The UK is missing out on “significant” access to EU policing data due to the Brexit deal it signed up to late last year. That’s according to a new House of Lords report.
The report found new post-Brexit law enforcement arrangements to be “complex” and “untested”. There was also a warning that it was likely to take far longer for important information to get to UK police officers working on the frontline.
The UK has lost direct access to EU databases containing fingerprints, criminal records and information about wanted people. Instead, it now has access to what could be called ‘data-lite’ and is restricted to particular information such as air passenger intelligence.
Lord Ricketts is chairman of the Lords EU Security and Justice Sub-Committee which examined the Brexit deal. Although he said the UK had succeeded in avoiding a “cliff- edge departure,” he concluded that there were “grounds for considerable caution.”
The UK can no longer access around 40,000 alerts related to investigations in other European countries.
He stated that new arrangements were “complex and untested, and their effectiveness will depend crucially on how they are implemented at the operational level.”

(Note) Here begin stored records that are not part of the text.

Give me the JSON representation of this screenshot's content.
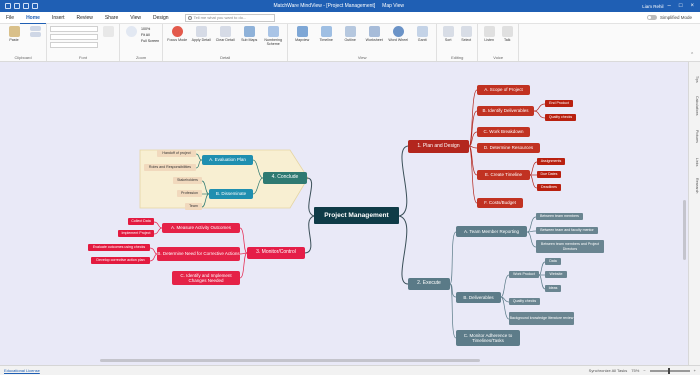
{
  "app": {
    "title": "MatchWare MindView - [Project Management]",
    "context_tab": "Map View",
    "user": "Liam Rehil",
    "search_placeholder": "Tell me what you want to do..."
  },
  "menu": {
    "tabs": [
      "File",
      "Home",
      "Insert",
      "Review",
      "Share",
      "View",
      "Design"
    ],
    "active": "Home",
    "simplified_mode": "Simplified Mode"
  },
  "ribbon": {
    "groups": [
      {
        "name": "Clipboard",
        "buttons": [
          "Paste"
        ]
      },
      {
        "name": "Font",
        "buttons": []
      },
      {
        "name": "Zoom",
        "buttons": [],
        "zoom_items": [
          "100%",
          "Fit All",
          "Full Screen"
        ]
      },
      {
        "name": "Detail",
        "buttons": [
          "Focus Mode",
          "Apply Detail",
          "Clear Detail",
          "Sub Maps",
          "Numbering Scheme"
        ]
      },
      {
        "name": "View",
        "buttons": [
          "Mapview",
          "Timeline",
          "Outline",
          "Worksheet",
          "Word Wheel",
          "Gantt"
        ]
      },
      {
        "name": "Editing",
        "buttons": [
          "Sort",
          "Select"
        ]
      },
      {
        "name": "Voice",
        "buttons": [
          "Listen",
          "Talk",
          "Voice"
        ]
      }
    ]
  },
  "side_panels": [
    "Tips",
    "Calculations",
    "Pictures",
    "Links",
    "Research"
  ],
  "status": {
    "left": "Educational License",
    "sync": "Synchronize All Tasks",
    "zoom": "75%"
  },
  "mindmap": {
    "root": "Project Management",
    "plan": {
      "label": "1. Plan and Design",
      "children": [
        "A. Scope of Project",
        "B. Identify Deliverables",
        "C. Work Breakdown",
        "D. Determine Resources",
        "E. Create Timeline",
        "F. Costs/Budget"
      ],
      "deliverables": [
        "End Product",
        "Quality checks"
      ],
      "timeline": [
        "Assignments",
        "Due Dates",
        "Deadlines"
      ]
    },
    "execute": {
      "label": "2. Execute",
      "children": [
        "A. Team Member Reporting",
        "B. Deliverables",
        "C. Monitor Adherence to Timelines/Tasks"
      ],
      "reporting": [
        "Between team members",
        "Between team and faculty mentor",
        "Between team members and Project Directors"
      ],
      "deliverables": [
        "Work Product",
        "Quality checks",
        "Background knowledge literature review"
      ],
      "work_product": [
        "Data",
        "Website",
        "Ideas"
      ]
    },
    "monitor": {
      "label": "3. Monitor/Control",
      "children": [
        "A. Measure Activity Outcomes",
        "B. Determine Need for Corrective Actions",
        "C. Identify and Implement Changes Needed"
      ],
      "measure": [
        "Collect Data",
        "Implement Project"
      ],
      "corrective": [
        "Evaluate outcomes using checks",
        "Develop corrective action plan"
      ]
    },
    "conclude": {
      "label": "4. Conclude",
      "children": [
        "A. Evaluation Plan",
        "B. Disseminate"
      ],
      "evaluation": [
        "Handoff of project",
        "Roles and Responsibilities"
      ],
      "disseminate": [
        "Stakeholders",
        "Profession",
        "Team"
      ]
    }
  }
}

The report flagged up the UK’s loss of access to the EU’s criminal database known as the Schengen Information System (SIS II). That means the UK can no longer access around 40,000 alerts related to investigations in other European countries.
This is seen as a “most significant gap” for law enforcement. The SIS II replacement means data is available in “a matter of hours, not seconds.”
The report made a further warning. It says future information sharing between the EU and UK could mean that the EU would hold the UK to “higher standards” on data protection. Any new agreement could therefore be withdrawn “if the UK chooses not to stay aligned with EU data protection rules in the future.
“The provisions on data protection are particularly fragile. If the UK does not remain in step with changes to EU data protection laws, or if the UK is found to have breached fundamental rights when handling personal data, then this could trigger the suspension, or even termination, of all the justice and security cooperation.”
Responding to the report, Home Office Minister Kevin Foster said: “The UK agreed a comprehensive security agreement with the EU that ensures the UK continues to be one of the safest countries in the world.”
At least 10 EU countries now say they won’t extradite their own nationals in the future to face prosecution in the UK because of Brexit.
A further issue has been raised around extradition. At least 10 EU countries now say they won’t extradite their own nationals in the future to face prosecution in the UK because of Brexit. Croatia, Finland, France, Germany, Greece, Latvia, Poland, Slovakia, Slovenia and Sweden are invoking constitutional rules as a reason not to extradite their own nationals to the UK.
According to a letter from the Home Office this amounts to “an absolute bar on the extradition of own nationals” to the UK. Austria and the Czech Republic say they’ll only extradite their own nationals to Britain if they decide to give their consent.
It means that British authorities may have to attempt prosecutions in other countries, or circulate wanted criminals on an Interpol database in the hope they leave their home nation and can be caught somewhere else.
Before Brexit, the UK had been part of the European Arrest Warrant system. That meant there was a straightforward and smooth extradition procedure between EU states. It’s been used in the past to hand over terrorists, drug smugglers and murderers.
If the UK is found to have breached fundamental rights when handling personal data, then this could trigger the suspension, or even termination, of all the justice and security cooperation
Richard Martin, the National Police Chiefs’ Council (NPCC), is in charge of post Brexit planning.
He concluded that in situations when countries refuse to extradite suspects, police have two choices, “One is we work with the Crown Prosecution Service and decide whether it is in the public interest to try and prosecute these individuals in their home countries.
“The second is we circulate them anyway on Interpol because as soon as they enter another country they’re fair game, so we can arrest them in that country and bring them back.”
When challenged, the government says there is excellent cooperation with EU member states on a wide range of law enforcement and criminal justice issues. The problem is, as the new House of Lords report clearly concludes, none of the new rules have been truly tried and tested yet and there are huge gaps in the sharing of vital data.
[Header Image: kb-photodesign, Shutterstock]